Jefferies is one of several British naturalists whose contribution has been literary rather than of original research. Their influence has been great on the aesthetic and ethical attitude of people towards wild life. Richard Jefferies had a remarkable power of vividly setting down what his eyes saw. His was no great mind, but one unusually receptive of the natural scene. Born a farmer's son he began valuing wildlife through the barrel of a gun, which he ultimately lays it down for the pen.  The Gamekeeper at Home,1878, faithfully records this period of the gun when, intensely enjoying the wholeness of nature, he was indifferent to the creatures he shot. The Amateur Poacher, 1879, holds this passage, portraying the change which worked within him:
"My finger felt the trigger, and the least increase of pressure would have been fatal; but in the act I hesitated, dropped the barrel and watched the beautiful bird.
"That watching so often stayed the shot that at last it grew to be a habit; the mere simple pleasure of seeing birds and animals when they were quite unconscious that they were being observed being too great to be spoiled by the discharge."
The writings of the last years of Jefferies' short life show the length of his spiritual journey from the hunter to the mystically-minded interpreter of nature.
The Open Airhas always been one of the most popular of the works of Richard Jefferies. "Nowhere else," says Mr. C. Henry Warren, "can you renew in quite the same degree a near, almost personal contact with a man whom to know is emphatically to love." In it his gifts are displayed in their fullest maturity–it was published in 1885, just before the onset of his last illness. Its contents range from those scrupulous observations of nature on which his reputation has chiefly rested, to brilliant if sometimes uneven reporting of the scene and social life of the country round London and the South Coast watering places, and those realistic studies of the English countryman of which Warren says, "I believe the time is coming when Jefferies, the interpreter of the countryman, will even be preferred to Jefferies, the interpreter of the countryside".

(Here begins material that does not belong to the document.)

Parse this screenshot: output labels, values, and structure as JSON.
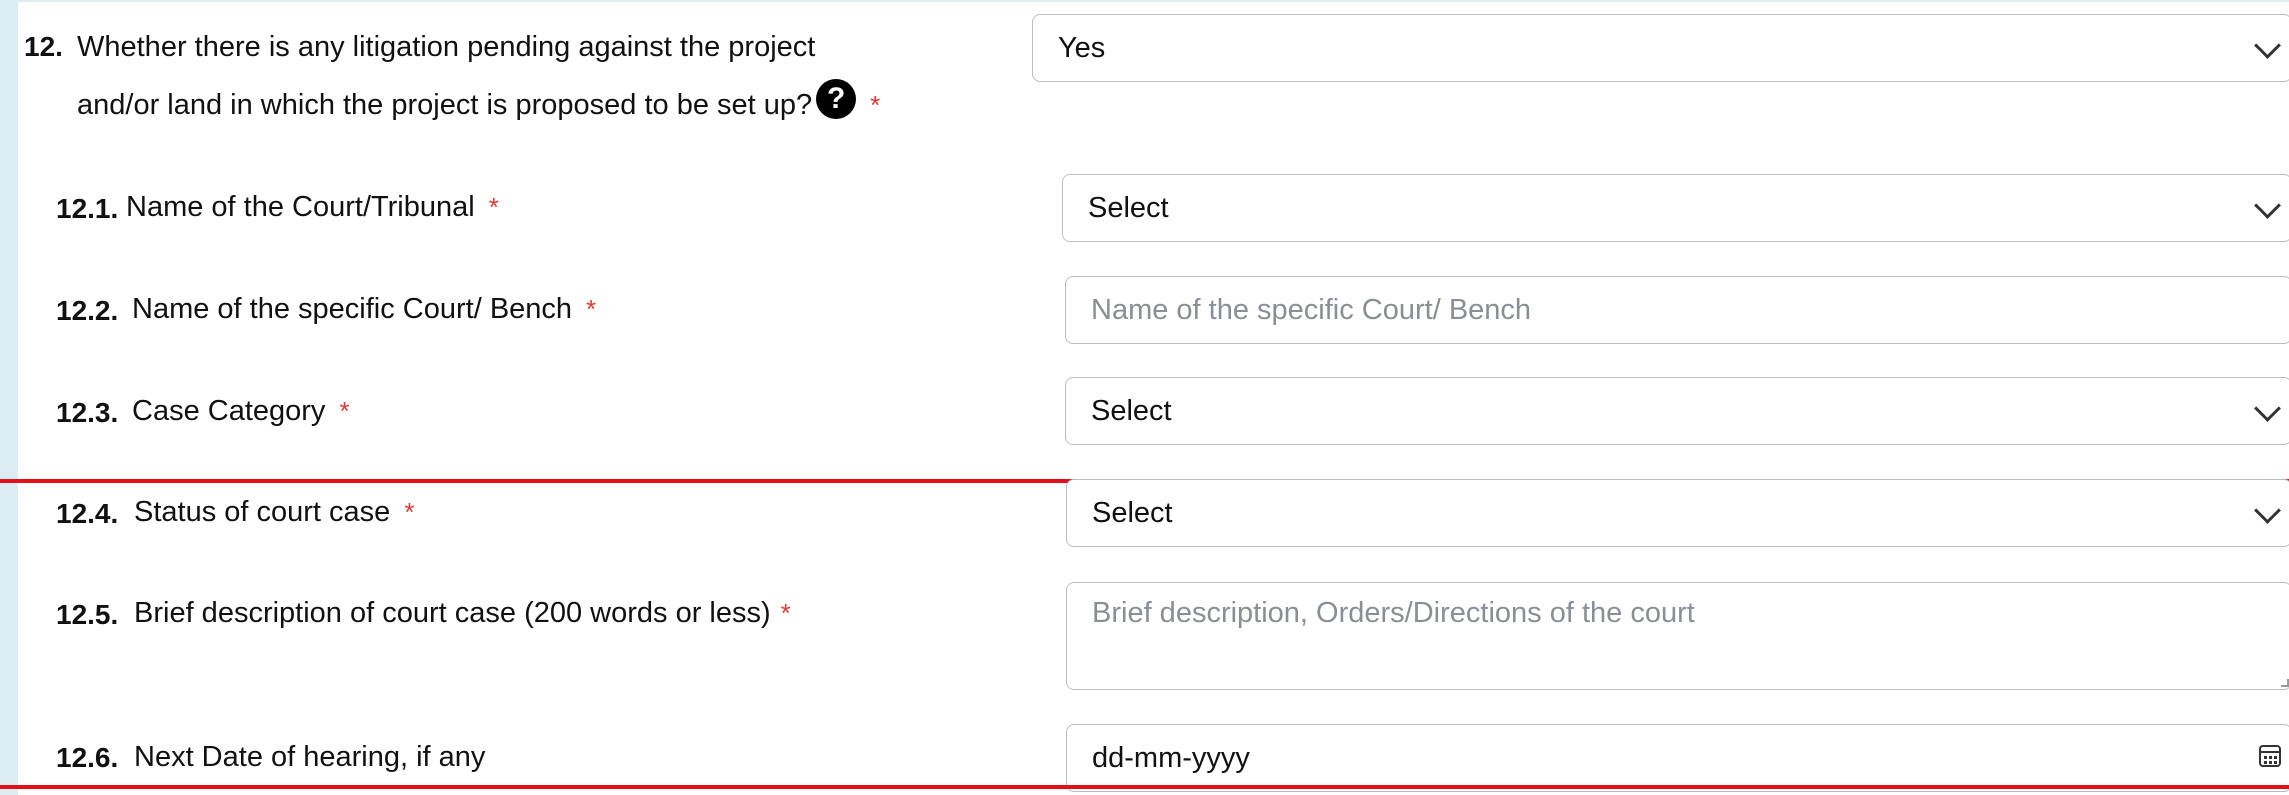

The following extract was taken at random.
How fond Nature is of spot-markings!–the wings of butterflies, the feathers of birds, the surface of eggs, the leaves and petals of plants are constantly spotted; so, too, fish–as trout. From the wing of the butterfly I looked involuntarily at the foxglove I had just gathered; inside, the bells were thickly spotted–dots and dustings that might have been transferred to a butterfly's wing. The spotted meadow-orchis ; the brown dots on the cowslips; brown, black, greenish, reddish dots and spots and dustings on the eggs of the finches, the whitethroats, and so many others–some of the spots seem as if they had been splashed on and had run into short streaks, some mottled, some gathered together at the end; all spots, dots, dustings of minute specks, mottlings, and irregular markings. The histories, the stories, the library of knowledge contained in those signs! It was thought a wonderful thing when at last the strange inscriptions of Assyria were read, made of nail- headed characters whose sound was lost; it was thought a triumph when the yet older hieroglyphics of Egypt were compelled to give up their messages, and the world hoped that we should know the secrets of life. That hope was disappointed; there was nothing in the records but superstition and useless ritual.

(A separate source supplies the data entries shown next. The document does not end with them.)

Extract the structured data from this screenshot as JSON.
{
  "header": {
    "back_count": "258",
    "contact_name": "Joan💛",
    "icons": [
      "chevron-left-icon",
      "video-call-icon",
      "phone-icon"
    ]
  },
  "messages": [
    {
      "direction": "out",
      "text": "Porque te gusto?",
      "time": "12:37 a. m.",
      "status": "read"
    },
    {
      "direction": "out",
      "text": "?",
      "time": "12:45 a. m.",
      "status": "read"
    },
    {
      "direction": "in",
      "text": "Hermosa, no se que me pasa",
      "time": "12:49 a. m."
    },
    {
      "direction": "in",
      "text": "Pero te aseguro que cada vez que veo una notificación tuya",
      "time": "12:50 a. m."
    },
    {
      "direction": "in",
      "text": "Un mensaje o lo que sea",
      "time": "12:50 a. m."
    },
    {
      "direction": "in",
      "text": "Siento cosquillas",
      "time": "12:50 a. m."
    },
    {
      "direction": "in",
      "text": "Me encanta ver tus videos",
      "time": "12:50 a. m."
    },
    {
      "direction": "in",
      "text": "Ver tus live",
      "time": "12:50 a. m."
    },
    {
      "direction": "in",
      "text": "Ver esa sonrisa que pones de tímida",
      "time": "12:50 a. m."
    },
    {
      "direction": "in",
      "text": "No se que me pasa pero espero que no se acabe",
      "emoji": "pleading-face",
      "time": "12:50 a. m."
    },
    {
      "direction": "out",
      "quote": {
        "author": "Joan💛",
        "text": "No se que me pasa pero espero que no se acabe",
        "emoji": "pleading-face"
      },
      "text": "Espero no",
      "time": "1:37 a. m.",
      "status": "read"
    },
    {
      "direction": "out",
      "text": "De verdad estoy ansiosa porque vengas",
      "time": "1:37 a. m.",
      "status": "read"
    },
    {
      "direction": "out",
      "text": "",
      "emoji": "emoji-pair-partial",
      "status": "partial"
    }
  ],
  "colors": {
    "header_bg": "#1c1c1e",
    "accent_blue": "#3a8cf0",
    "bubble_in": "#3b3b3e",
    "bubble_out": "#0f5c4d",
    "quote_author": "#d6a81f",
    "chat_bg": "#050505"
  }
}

But here we go back to the beginning; the antiquity of Egypt is nothing to the age of these signs–they date from unfathomable time. In them the sun has written his commands, and the wind inscribed deep thought. They were before superstition began; they were composed in the old, old world, when the Immortals walked on earth. They have been handed down thousands upon thousands of years to tell us that to-day we are still in the presence of the heavenly visitants, if only we will give up the soul to these pure influences. The language in which they are written has no alphabet, and cannot be reduced to order. It can only be understood by the heart and spirit. Look down into this foxglove bell and you will know that; look long and lovingly at this blue butterfly's underwing, and a feeling will rise to your consciousness.